Since we’re on the topic of song lyrics, how about John Prine’s song, Spanish Pipedream: Blow up your TV, throw away your paper, move to the country, build you a home. Plant a little garden, eat a lot of peaches, try to find Jesus, on your own…)

Garden for Joy

Plant a little garden: We’ve already covered that in this post, but just in case you didn’t read it, go out and plant something. On your patio. In your back yard. In your front yard. Grow cosmos. Or lantana. Grow yellow tomatoes. Or seven different varieties of basil. Grow a lemon tree…

Turn off the Television: I admit to wanting to blow mine up.  24-7 broadcasting of Covid-19 statistics and scares is not good for anyone’s mental health…Neither is 24-7 broadcasting on the current president’s stupidity. Sorry. I just had to throw that in there because that has me as depressed as the virus statistics. So turn off the news, turn off the president, turn off the divisiveness. Play games, go for a walk, make homemade ice cream, order pizza delivery for a friend.

Try to find Jesus: Now is the time. Do you need hope? Do you need comfort? Do you need the ability to get rid of the belief that you are in control? Take comfort in what Jesus told his disciples: So do not worry about tomorrow, for tomorrow will bring fears of its own… There are you-tube church services abounding right now, and you don’t have to actually walk into a church. I remember how daunting that was when I was finally ready to take that step. It took me a month to get up the courage.

Pray: “Prayer and meditation are highly effective in lowering our reactivity to traumatic and negative events,” says Dr. Paul Hokemeyer, a marriage, family and addictions therapist. “They are powerful because they focus our thoughts on something outside ourselves.

Giving comfort to someone else brings comfort to you: Find something to do for someone who is worse off than you. Donate your time. Donate your talent. Donate your money. We were going to donate our stimulus check, but we haven’t received it yet. That’s okay; it’s giving us plenty of time to decide how to donate it…

So yes, all of this advice is everywhere. And frankly, I’m tired of those sappy commercials of “We’re all in this together”. I appreciate the sentiment; it is true. And I’d rather see one of those commercials than the tv news of protesters dressed in camo carrying guns. I admit to being a child of the sixties: I want to walk up and put daisies in their gun barrels.

I took this picture today when I was outside decorating my house for spring. These ajuga and lilies of the valley are growing together and cooperating beautifully in the same space. Even though they are different colors; even though they are different species. When will humans learn from them? In truth, some of the most beautiful landscapes are those with incredible variety. With all that is going on the world, we are being called to rise above the division, the noise, the ugliness and reach out in love to someone who might be different from us.
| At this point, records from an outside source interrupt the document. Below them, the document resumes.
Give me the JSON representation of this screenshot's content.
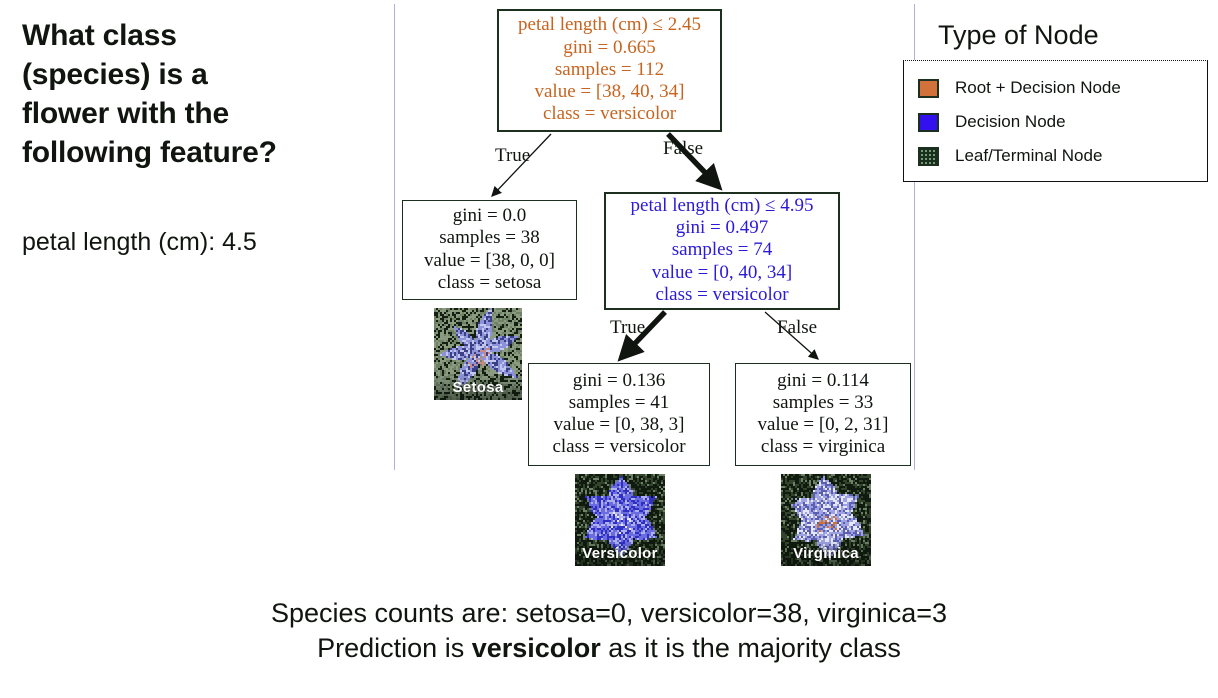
{
  "question": {
    "heading": "What class\n(species) is a\nflower with the\nfollowing feature?",
    "feature": "petal length (cm): 4.5"
  },
  "tree": {
    "root": {
      "condition": "petal length (cm) ≤ 2.45",
      "gini": "gini = 0.665",
      "samples": "samples = 112",
      "value": "value = [38, 40, 34]",
      "class": "class = versicolor",
      "color": "#c8641f"
    },
    "decision": {
      "condition": "petal length (cm) ≤ 4.95",
      "gini": "gini = 0.497",
      "samples": "samples = 74",
      "value": "value = [0, 40, 34]",
      "class": "class = versicolor",
      "color": "#2b1ad6"
    },
    "leaf_setosa": {
      "gini": "gini = 0.0",
      "samples": "samples = 38",
      "value": "value = [38, 0, 0]",
      "class": "class = setosa"
    },
    "leaf_versicolor": {
      "gini": "gini = 0.136",
      "samples": "samples = 41",
      "value": "value = [0, 38, 3]",
      "class": "class = versicolor"
    },
    "leaf_virginica": {
      "gini": "gini = 0.114",
      "samples": "samples = 33",
      "value": "value = [0, 2, 31]",
      "class": "class = virginica"
    },
    "edges": {
      "root_true": "True",
      "root_false": "False",
      "decision_true": "True",
      "decision_false": "False"
    }
  },
  "flowers": {
    "setosa_caption": "Setosa",
    "versicolor_caption": "Versicolor",
    "virginica_caption": "Virginica"
  },
  "legend": {
    "title": "Type of Node",
    "items": [
      {
        "label": "Root + Decision Node",
        "color": "#d2713a"
      },
      {
        "label": "Decision Node",
        "color": "#3311ee"
      },
      {
        "label": "Leaf/Terminal Node",
        "color": "#16301c"
      }
    ]
  },
  "caption": {
    "line1": "Species counts are: setosa=0, versicolor=38, virginica=3",
    "line2_pre": "Prediction is ",
    "line2_bold": "versicolor",
    "line2_post": " as it is the majority class"
  }
}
Take one step forward today. Be kind and love on someone. Be kind to yourself. Pray. Be grateful for what you do have. Love isn’t love till you give it away